[Dataset rows for apps and sites]
------------------------------------------------
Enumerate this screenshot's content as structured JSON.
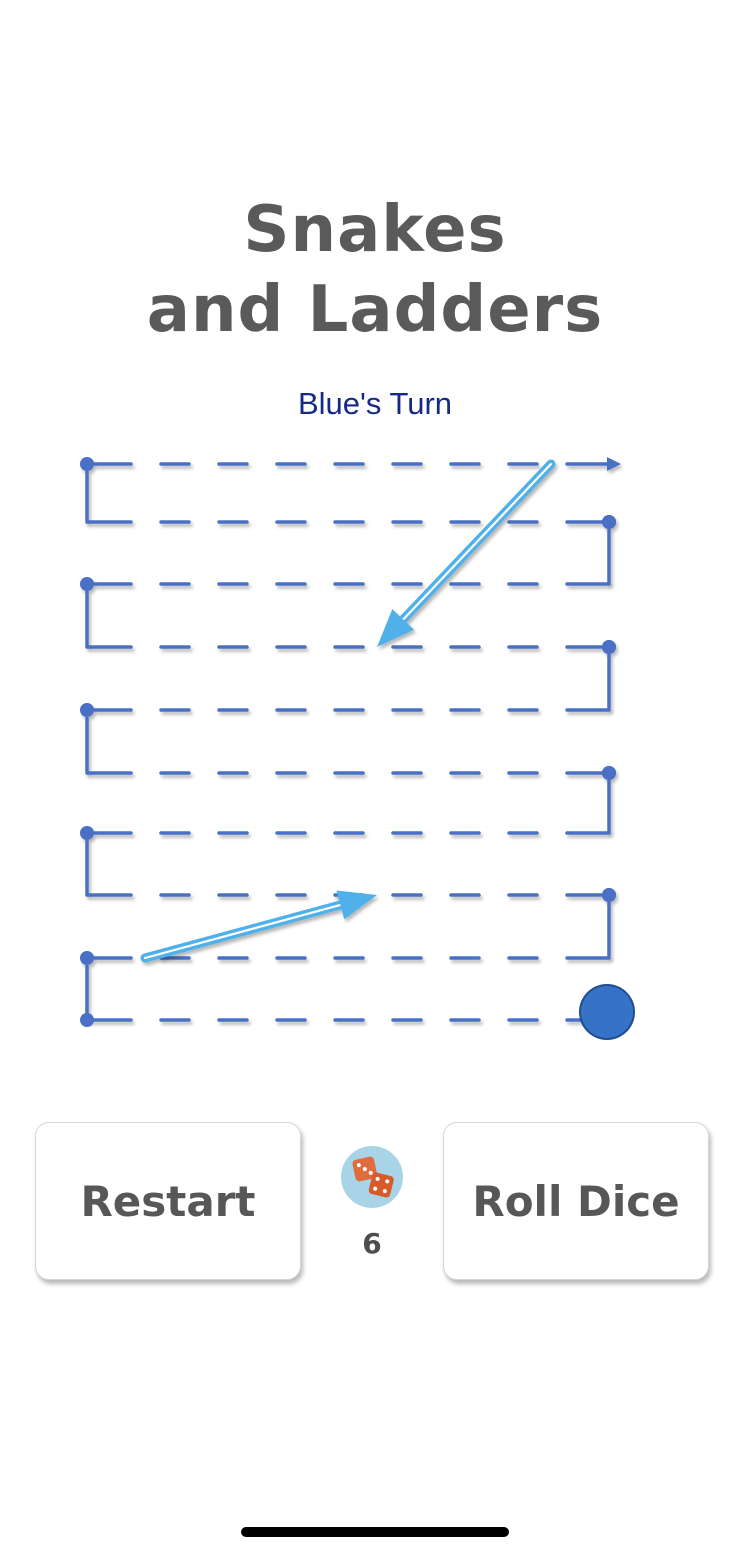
{
  "title": {
    "line1": "Snakes",
    "line2": "and Ladders"
  },
  "turn_text": "Blue's Turn",
  "board": {
    "rows": 10,
    "cols": 10,
    "path_color": "#4a6fc4",
    "ladder_color": "#4fb0ea",
    "ladders": [
      {
        "from_square": 12,
        "to_square": 25
      },
      {
        "from_square": 99,
        "to_square": 65
      }
    ]
  },
  "player": {
    "name": "Blue",
    "color": "#3673c7",
    "position_square": 1
  },
  "controls": {
    "restart_label": "Restart",
    "roll_label": "Roll Dice",
    "dice_icon": "dice-icon",
    "dice_value": "6"
  }
}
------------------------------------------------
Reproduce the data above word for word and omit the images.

Result below |
Enumerate this screenshot's content as structured JSON.
{
  "title": {
    "line1": "Snakes",
    "line2": "and Ladders"
  },
  "turn_text": "Blue's Turn",
  "board": {
    "rows": 10,
    "cols": 10,
    "path_color": "#4a6fc4",
    "ladder_color": "#4fb0ea",
    "ladders": [
      {
        "from_square": 12,
        "to_square": 25
      },
      {
        "from_square": 99,
        "to_square": 65
      }
    ]
  },
  "player": {
    "name": "Blue",
    "color": "#3673c7",
    "position_square": 1
  },
  "controls": {
    "restart_label": "Restart",
    "roll_label": "Roll Dice",
    "dice_icon": "dice-icon",
    "dice_value": "6"
  }
}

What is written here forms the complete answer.